The need to mow is directly related
to the health of your soil. No surprises there! Add moisture to good soil and, while the temperatures reach 25°C and over, you can pretty much
sit and watch the grass grow.
You can slow it down by causing it to be unhealthy. Not advised. Reasons your grass will do poorly include loss of moisture (dry weather and sprinkler avoidance). You might also be mowing
Set your mowing height too low and you will scalp the lawn. To be blunt, you will cut into the plant too severely and damage it by reducing its ability to absorb goodness. In this condition, your grass can burn under the sun and its chance of recovery will be slim. Keep this up and the root structure of your lawn will also suffer.
The solution is to cut higher and more often. Depending on the type of
grass in your lawn, the cutting height of your mower should typically be somewhere between 30 and 50 mm. Some species will handle mowing to 15mm but most would need 30mm minimum.
Your mower always needs sharp blades.
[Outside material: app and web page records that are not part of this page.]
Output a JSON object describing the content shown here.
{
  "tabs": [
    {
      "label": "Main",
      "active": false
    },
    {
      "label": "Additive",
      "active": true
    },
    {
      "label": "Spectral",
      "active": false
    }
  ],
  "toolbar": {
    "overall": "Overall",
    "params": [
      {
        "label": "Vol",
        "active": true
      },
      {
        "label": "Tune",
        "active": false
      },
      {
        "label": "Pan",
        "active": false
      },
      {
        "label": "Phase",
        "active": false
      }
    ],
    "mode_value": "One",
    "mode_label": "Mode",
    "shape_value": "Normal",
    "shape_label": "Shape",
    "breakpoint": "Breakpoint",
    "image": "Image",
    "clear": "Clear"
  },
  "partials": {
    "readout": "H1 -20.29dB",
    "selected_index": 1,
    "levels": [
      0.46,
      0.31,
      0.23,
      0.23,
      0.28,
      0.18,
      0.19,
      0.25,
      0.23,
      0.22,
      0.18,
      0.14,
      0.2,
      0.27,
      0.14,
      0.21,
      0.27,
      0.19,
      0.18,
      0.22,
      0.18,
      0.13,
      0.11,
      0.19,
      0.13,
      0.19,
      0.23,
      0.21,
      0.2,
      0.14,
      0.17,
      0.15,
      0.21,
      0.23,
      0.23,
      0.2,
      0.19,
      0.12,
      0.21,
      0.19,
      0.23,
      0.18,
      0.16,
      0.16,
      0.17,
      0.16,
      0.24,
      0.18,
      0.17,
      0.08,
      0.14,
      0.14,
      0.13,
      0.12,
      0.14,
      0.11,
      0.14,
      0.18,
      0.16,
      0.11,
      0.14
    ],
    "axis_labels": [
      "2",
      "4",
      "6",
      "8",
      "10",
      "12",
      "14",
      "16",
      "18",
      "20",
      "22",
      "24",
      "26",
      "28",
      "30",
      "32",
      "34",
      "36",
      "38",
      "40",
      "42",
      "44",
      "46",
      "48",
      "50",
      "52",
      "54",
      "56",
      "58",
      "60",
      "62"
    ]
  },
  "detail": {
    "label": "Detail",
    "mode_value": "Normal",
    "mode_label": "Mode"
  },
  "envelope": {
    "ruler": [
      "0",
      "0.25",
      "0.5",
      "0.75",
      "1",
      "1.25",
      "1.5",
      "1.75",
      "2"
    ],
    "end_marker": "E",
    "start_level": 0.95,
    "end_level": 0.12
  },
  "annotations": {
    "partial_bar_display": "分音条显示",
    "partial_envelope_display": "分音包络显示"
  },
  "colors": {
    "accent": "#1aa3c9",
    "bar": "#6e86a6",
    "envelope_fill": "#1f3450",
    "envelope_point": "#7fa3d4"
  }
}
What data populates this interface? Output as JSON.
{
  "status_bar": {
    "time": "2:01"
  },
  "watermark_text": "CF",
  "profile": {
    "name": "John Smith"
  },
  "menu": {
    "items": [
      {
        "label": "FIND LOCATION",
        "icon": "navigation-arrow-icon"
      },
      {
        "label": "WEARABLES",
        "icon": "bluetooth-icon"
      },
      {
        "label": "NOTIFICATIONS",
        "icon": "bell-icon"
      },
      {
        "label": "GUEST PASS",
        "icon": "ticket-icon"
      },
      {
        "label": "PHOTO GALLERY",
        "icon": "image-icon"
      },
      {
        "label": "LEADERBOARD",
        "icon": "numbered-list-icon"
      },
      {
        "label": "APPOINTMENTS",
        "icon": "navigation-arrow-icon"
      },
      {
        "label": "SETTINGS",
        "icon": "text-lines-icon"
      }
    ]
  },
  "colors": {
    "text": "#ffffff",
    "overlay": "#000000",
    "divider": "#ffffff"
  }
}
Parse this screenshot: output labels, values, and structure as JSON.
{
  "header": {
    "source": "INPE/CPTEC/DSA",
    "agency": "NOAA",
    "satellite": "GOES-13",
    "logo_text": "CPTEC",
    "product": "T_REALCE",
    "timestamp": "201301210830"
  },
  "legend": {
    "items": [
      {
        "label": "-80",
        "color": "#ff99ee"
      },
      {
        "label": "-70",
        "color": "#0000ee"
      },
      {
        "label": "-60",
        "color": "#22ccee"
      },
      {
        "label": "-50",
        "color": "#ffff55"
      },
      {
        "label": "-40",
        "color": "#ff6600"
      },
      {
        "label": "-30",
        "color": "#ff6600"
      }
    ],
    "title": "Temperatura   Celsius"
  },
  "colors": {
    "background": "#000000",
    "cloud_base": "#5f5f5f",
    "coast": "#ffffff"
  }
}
Sharp blades cut. Dull blades cause ‘feathering’—ragged, damaged leaf edges. Instead of cutting, a dull blade will tear the leaf. Torn leaf edges lose moisture and promote disease. While we’re on the subject of
better mowing and sharper blades, make sure you get rid of the sticks and stones and other debris that might cause damage to mower blades, not to mention windows and passing cars and creatures.